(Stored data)
◆ ◆ ◆ ◆

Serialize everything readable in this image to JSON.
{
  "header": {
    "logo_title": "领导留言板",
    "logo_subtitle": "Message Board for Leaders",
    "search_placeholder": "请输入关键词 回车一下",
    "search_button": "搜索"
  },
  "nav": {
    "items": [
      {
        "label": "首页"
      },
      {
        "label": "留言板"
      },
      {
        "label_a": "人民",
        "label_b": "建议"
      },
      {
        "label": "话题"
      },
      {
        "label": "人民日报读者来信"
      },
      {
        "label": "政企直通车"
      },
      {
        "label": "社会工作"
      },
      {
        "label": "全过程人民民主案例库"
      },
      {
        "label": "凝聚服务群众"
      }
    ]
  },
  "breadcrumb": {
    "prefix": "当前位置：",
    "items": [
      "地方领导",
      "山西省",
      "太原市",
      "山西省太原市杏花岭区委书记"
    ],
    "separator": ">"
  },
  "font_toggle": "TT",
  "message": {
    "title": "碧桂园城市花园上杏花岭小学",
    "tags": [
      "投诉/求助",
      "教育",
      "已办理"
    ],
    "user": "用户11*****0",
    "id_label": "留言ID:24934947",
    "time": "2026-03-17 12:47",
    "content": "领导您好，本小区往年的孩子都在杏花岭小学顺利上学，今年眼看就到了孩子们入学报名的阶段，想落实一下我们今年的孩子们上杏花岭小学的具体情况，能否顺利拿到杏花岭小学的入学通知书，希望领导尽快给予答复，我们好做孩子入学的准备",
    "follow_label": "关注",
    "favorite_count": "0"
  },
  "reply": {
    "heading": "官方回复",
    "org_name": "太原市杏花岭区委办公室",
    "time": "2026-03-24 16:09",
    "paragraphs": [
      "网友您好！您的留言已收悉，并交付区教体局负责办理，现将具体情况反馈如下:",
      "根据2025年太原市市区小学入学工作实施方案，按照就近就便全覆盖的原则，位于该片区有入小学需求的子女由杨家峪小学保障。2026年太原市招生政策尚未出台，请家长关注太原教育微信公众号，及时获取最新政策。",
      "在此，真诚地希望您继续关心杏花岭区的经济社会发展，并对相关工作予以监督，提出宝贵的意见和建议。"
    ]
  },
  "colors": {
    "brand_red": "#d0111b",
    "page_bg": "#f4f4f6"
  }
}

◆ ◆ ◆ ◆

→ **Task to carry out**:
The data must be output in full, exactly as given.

→ **Completed task**:
Serialize everything readable in this image to JSON.
{
  "header": {
    "logo_title": "领导留言板",
    "logo_subtitle": "Message Board for Leaders",
    "search_placeholder": "请输入关键词 回车一下",
    "search_button": "搜索"
  },
  "nav": {
    "items": [
      {
        "label": "首页"
      },
      {
        "label": "留言板"
      },
      {
        "label_a": "人民",
        "label_b": "建议"
      },
      {
        "label": "话题"
      },
      {
        "label": "人民日报读者来信"
      },
      {
        "label": "政企直通车"
      },
      {
        "label": "社会工作"
      },
      {
        "label": "全过程人民民主案例库"
      },
      {
        "label": "凝聚服务群众"
      }
    ]
  },
  "breadcrumb": {
    "prefix": "当前位置：",
    "items": [
      "地方领导",
      "山西省",
      "太原市",
      "山西省太原市杏花岭区委书记"
    ],
    "separator": ">"
  },
  "font_toggle": "TT",
  "message": {
    "title": "碧桂园城市花园上杏花岭小学",
    "tags": [
      "投诉/求助",
      "教育",
      "已办理"
    ],
    "user": "用户11*****0",
    "id_label": "留言ID:24934947",
    "time": "2026-03-17 12:47",
    "content": "领导您好，本小区往年的孩子都在杏花岭小学顺利上学，今年眼看就到了孩子们入学报名的阶段，想落实一下我们今年的孩子们上杏花岭小学的具体情况，能否顺利拿到杏花岭小学的入学通知书，希望领导尽快给予答复，我们好做孩子入学的准备",
    "follow_label": "关注",
    "favorite_count": "0"
  },
  "reply": {
    "heading": "官方回复",
    "org_name": "太原市杏花岭区委办公室",
    "time": "2026-03-24 16:09",
    "paragraphs": [
      "网友您好！您的留言已收悉，并交付区教体局负责办理，现将具体情况反馈如下:",
      "根据2025年太原市市区小学入学工作实施方案，按照就近就便全覆盖的原则，位于该片区有入小学需求的子女由杨家峪小学保障。2026年太原市招生政策尚未出台，请家长关注太原教育微信公众号，及时获取最新政策。",
      "在此，真诚地希望您继续关心杏花岭区的经济社会发展，并对相关工作予以监督，提出宝贵的意见和建议。"
    ]
  },
  "colors": {
    "brand_red": "#d0111b",
    "page_bg": "#f4f4f6"
  }
}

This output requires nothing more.